Data from the National Early Diagnosis Program, better known as the “heel prick test”, indicate that 18,226 new borns were studied in this first trimester, in the midst of the covid-19 pandemic, the lowest number since 2015.
In relation to the same period in 2020, 2,898 fewer babies were screened (-13.7%), according to data from the National Institute of Health Dr. Ricardo Jorge.
"If this decrease occurs, and if the value remains, we may be facing the minimum historical value of births in Portugal, that is, below 80,000 in the year 2021", said Maria João Valente Rosa.
According to the demographer, "not even in the period of financial crisis, when births in Portugal decreased significantly, was there such a marked decrease".
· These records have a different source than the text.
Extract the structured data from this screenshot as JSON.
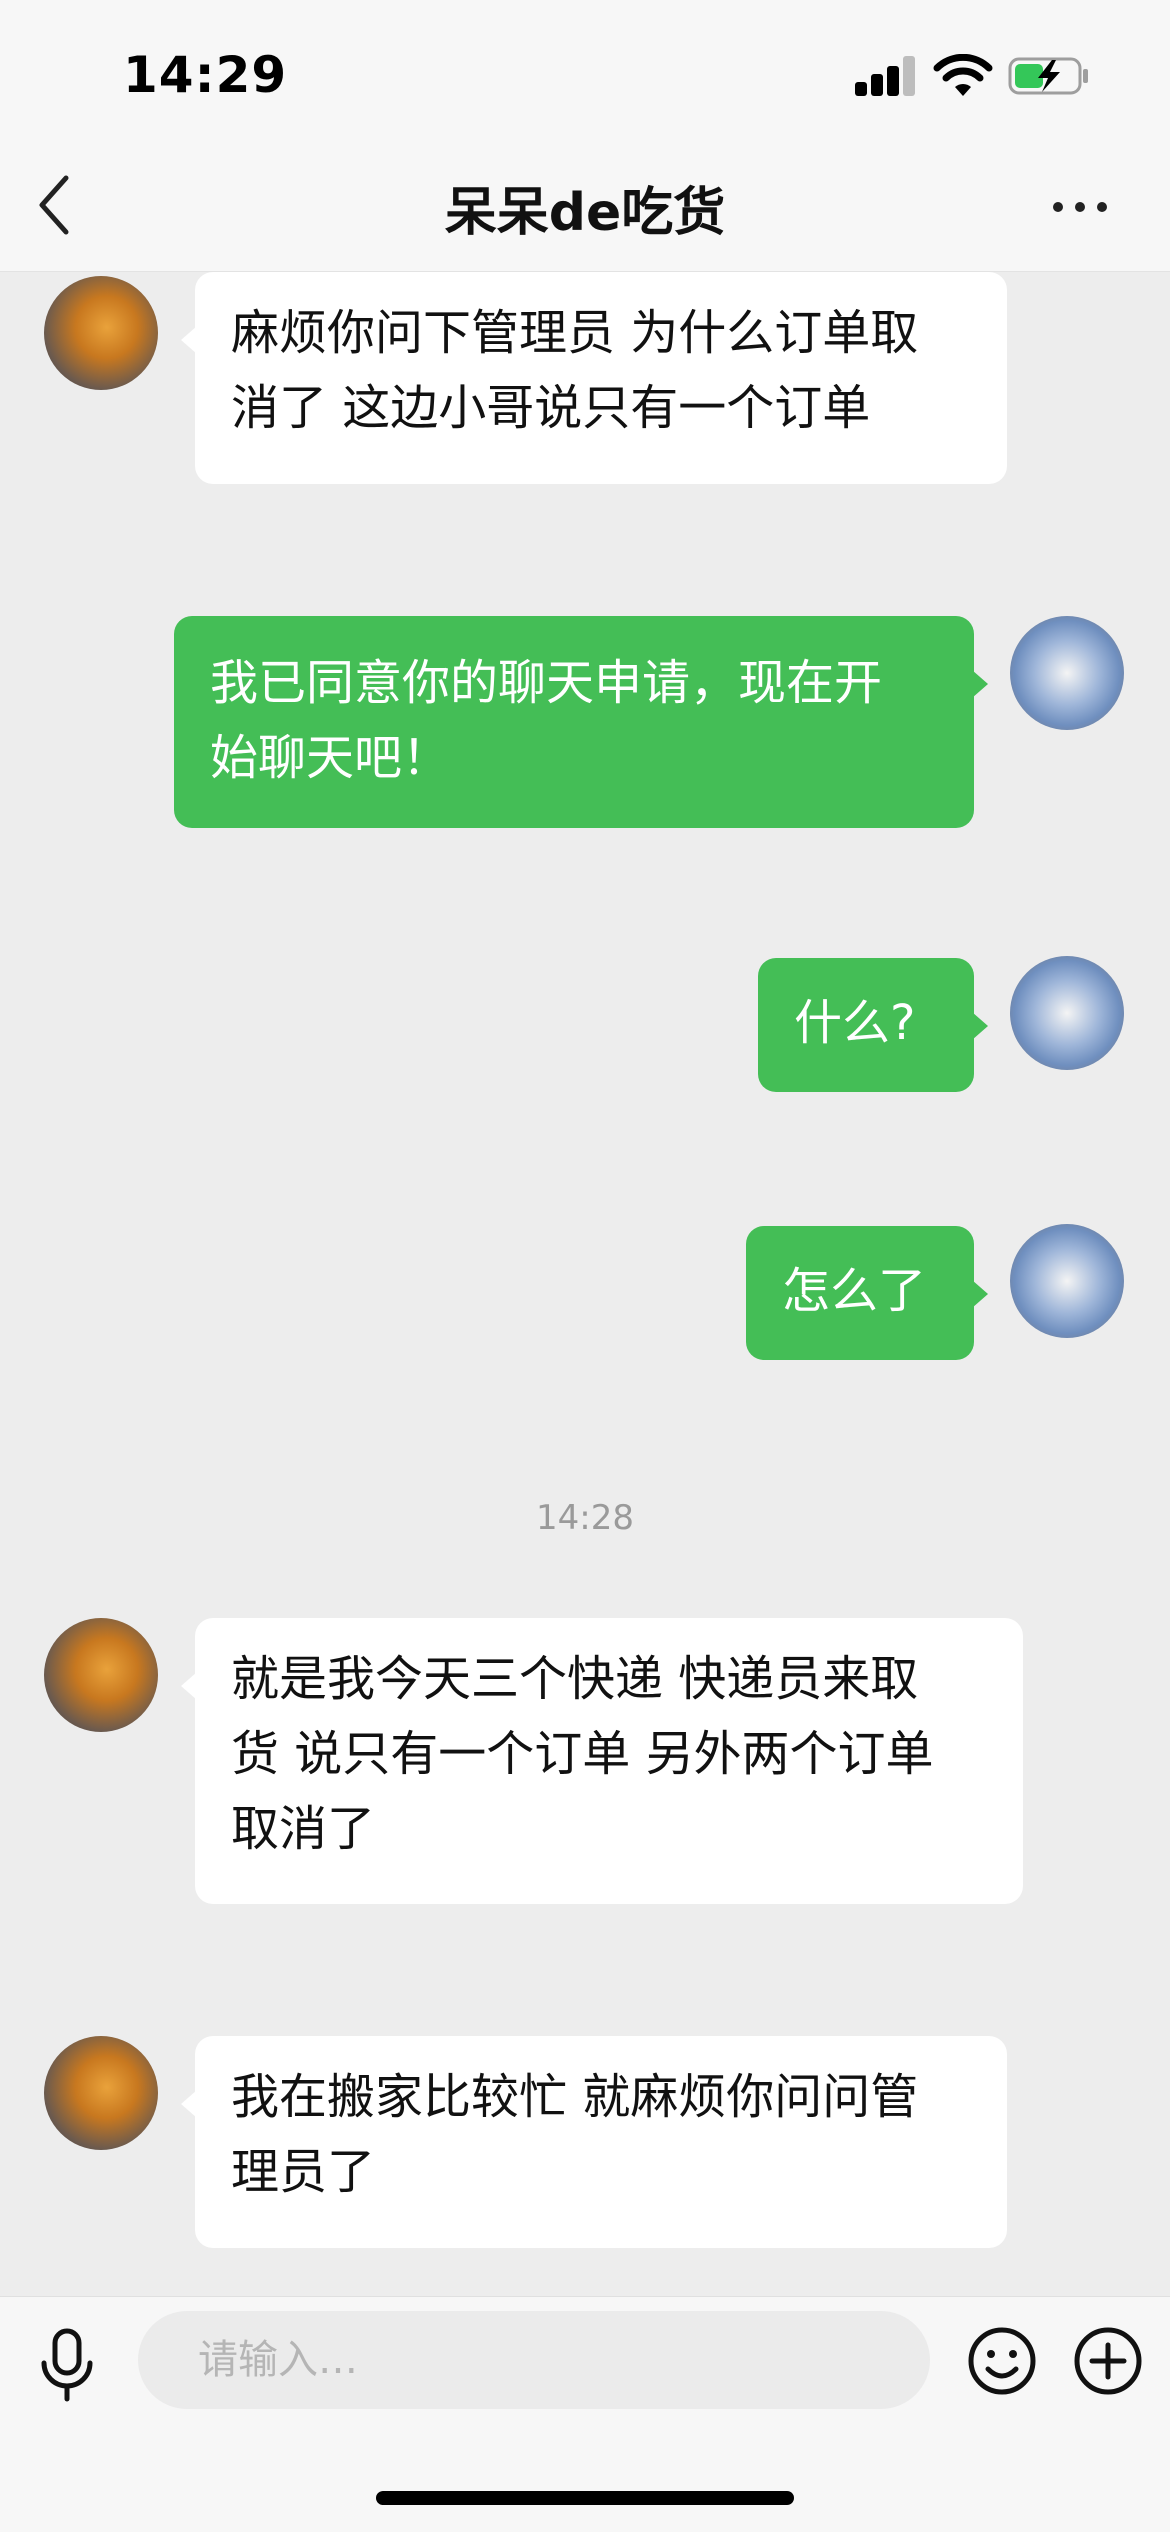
{
  "status_bar": {
    "time": "14:29"
  },
  "header": {
    "title": "呆呆de吃货",
    "back_icon": "chevron-left-icon",
    "more_icon": "more-dots-icon"
  },
  "colors": {
    "accent_green": "#44BE56",
    "background": "#EDEDED",
    "incoming_bubble": "#FFFFFF"
  },
  "messages": [
    {
      "sender": "other",
      "lines": [
        "麻烦你问下管理员 为什么订单取",
        "消了 这边小哥说只有一个订单"
      ]
    },
    {
      "sender": "me",
      "lines": [
        "我已同意你的聊天申请，现在开",
        "始聊天吧！"
      ]
    },
    {
      "sender": "me",
      "lines": [
        "什么?"
      ]
    },
    {
      "sender": "me",
      "lines": [
        "怎么了"
      ]
    },
    {
      "sender": "other",
      "lines": [
        "就是我今天三个快递 快递员来取",
        "货 说只有一个订单 另外两个订单",
        "取消了"
      ]
    },
    {
      "sender": "other",
      "lines": [
        "我在搬家比较忙 就麻烦你问问管",
        "理员了"
      ]
    }
  ],
  "timestamp": "14:28",
  "input": {
    "placeholder": "请输入…",
    "value": ""
  },
  "icons": {
    "voice": "microphone-icon",
    "emoji": "emoji-icon",
    "add": "plus-circle-icon"
  }
}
The births registered in the first quarter of this year were of children conceived between April and June 2020, at a time when the pandemic of covid-19 was “very strong”, reflected in the birth rate.
"The data reflect the previous nine months of 2020 that have an impact in 2021 and that it will somehow continue because the pandemic has not ended in the meantime", she said, stressing that all babies born in 2021 were conceived during "a whole period marked by the pandemic ”.
For the demographer, what may be at stake with this situation is "a strong postponement" of the parenting project because "people who thought they were conceiving a child were caught up in a very critical moment".
“Children are not conceived by chance, they are very planned, and they are very desired, most of the time, and there is very strong planning”, but when circumstances and environment become “very insecure” this desire is postponed.
As reasons for this postponement, Maria João Valente Rosa pointed out the “great uncertainties in relation to the future, namely in professional and labour terms and the insecurity also associated with monitoring during the gestation period”.